The GI Film Festival is the first of its kind in San Diego and will feature 35 films.
The films are all focused on military members or made by them.
Alexis Korycinski, who directed "The Haircut" said she was inspired by West Point's first class of female cadets.
"At that time in 1975-1976 It was a boys' club, they didn't want women at West Point," Korycinski said.
She talked to some of those original graduates, who had to have grit to get through.
"If they were walking and their hips were swaying they would call them out," she said. "They would call them a whore."
Jodi Cilly, who helped organize the film festval, has an older sister who served.
"The funny thing about my sister was that I was the tomboy, and she was the one who had to have the perfect hair and makeup on," Cilly explained. "She would hold me down and brush my hair."
Her sister's look changed when her hair was chopped in the service.
"Just the whole sort of manly look," Cilly said.
The two did not talk about it, so Cilly is eager to see "The Haircut".
"What I really learned was don't take no for an answer," the director said about the women of West Point. They inspired her film.
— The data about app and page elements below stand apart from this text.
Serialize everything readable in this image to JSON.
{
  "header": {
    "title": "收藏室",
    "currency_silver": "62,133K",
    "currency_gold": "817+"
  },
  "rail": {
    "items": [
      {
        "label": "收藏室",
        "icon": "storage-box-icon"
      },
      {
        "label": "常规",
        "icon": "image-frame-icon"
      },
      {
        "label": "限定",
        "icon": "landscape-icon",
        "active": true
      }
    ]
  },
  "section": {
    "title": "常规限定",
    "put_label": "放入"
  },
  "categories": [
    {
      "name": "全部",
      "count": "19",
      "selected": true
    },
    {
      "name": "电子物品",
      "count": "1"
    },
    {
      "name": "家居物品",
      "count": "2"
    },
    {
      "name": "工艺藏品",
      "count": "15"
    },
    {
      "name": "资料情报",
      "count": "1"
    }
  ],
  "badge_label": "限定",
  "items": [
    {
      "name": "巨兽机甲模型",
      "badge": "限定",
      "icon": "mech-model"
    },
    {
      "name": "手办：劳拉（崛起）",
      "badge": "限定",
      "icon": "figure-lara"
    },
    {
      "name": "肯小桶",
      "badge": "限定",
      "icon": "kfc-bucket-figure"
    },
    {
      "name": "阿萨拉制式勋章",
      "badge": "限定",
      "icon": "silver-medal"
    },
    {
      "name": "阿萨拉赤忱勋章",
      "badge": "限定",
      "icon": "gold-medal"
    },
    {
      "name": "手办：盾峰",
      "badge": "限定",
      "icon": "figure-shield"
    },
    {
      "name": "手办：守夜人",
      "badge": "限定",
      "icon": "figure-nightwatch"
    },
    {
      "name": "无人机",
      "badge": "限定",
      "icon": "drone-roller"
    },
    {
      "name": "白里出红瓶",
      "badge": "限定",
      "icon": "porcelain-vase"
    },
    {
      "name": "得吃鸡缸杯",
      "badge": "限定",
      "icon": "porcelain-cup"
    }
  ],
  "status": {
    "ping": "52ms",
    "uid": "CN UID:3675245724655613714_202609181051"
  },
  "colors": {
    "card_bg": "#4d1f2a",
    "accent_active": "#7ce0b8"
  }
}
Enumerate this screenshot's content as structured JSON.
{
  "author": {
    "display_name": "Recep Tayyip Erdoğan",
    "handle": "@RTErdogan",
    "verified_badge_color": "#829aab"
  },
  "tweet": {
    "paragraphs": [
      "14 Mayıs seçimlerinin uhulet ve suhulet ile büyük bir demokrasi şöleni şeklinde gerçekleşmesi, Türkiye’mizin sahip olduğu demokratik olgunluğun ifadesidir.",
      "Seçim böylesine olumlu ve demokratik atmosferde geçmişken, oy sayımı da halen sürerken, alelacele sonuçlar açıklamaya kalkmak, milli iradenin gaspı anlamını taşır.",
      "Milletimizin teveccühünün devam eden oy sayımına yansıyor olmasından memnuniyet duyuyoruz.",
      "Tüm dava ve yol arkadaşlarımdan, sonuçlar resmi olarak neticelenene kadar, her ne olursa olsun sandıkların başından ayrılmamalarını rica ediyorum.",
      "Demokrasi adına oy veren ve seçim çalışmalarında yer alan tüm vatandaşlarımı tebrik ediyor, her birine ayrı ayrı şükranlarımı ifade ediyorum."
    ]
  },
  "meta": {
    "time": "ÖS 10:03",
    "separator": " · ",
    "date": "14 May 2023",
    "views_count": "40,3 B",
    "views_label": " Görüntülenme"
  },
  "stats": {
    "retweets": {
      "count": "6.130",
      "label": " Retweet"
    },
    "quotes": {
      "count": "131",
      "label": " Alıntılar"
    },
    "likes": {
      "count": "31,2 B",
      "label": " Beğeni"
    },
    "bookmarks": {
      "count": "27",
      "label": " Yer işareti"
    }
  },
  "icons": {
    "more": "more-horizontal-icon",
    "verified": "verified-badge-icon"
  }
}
Some have been angry, and then there are those women whose hearts have been touched by it.
"A female vet from the 80's came up to me, and she literally grabbed me in the ladies room and told me how much the film meant to her," Korycinski said.
The film being screened for opening night is Kilo Two Bravo, which critics hail as the British Hurt Locker.
The festival runs through Sunday, Oct. 18 at the Museum of Contemporary Art in La Jolla, and will include various film genres including dramas, documentaries, shorts and personal narratives.
Tickets start at $10 and there are discounts for the military. You can purchase them here.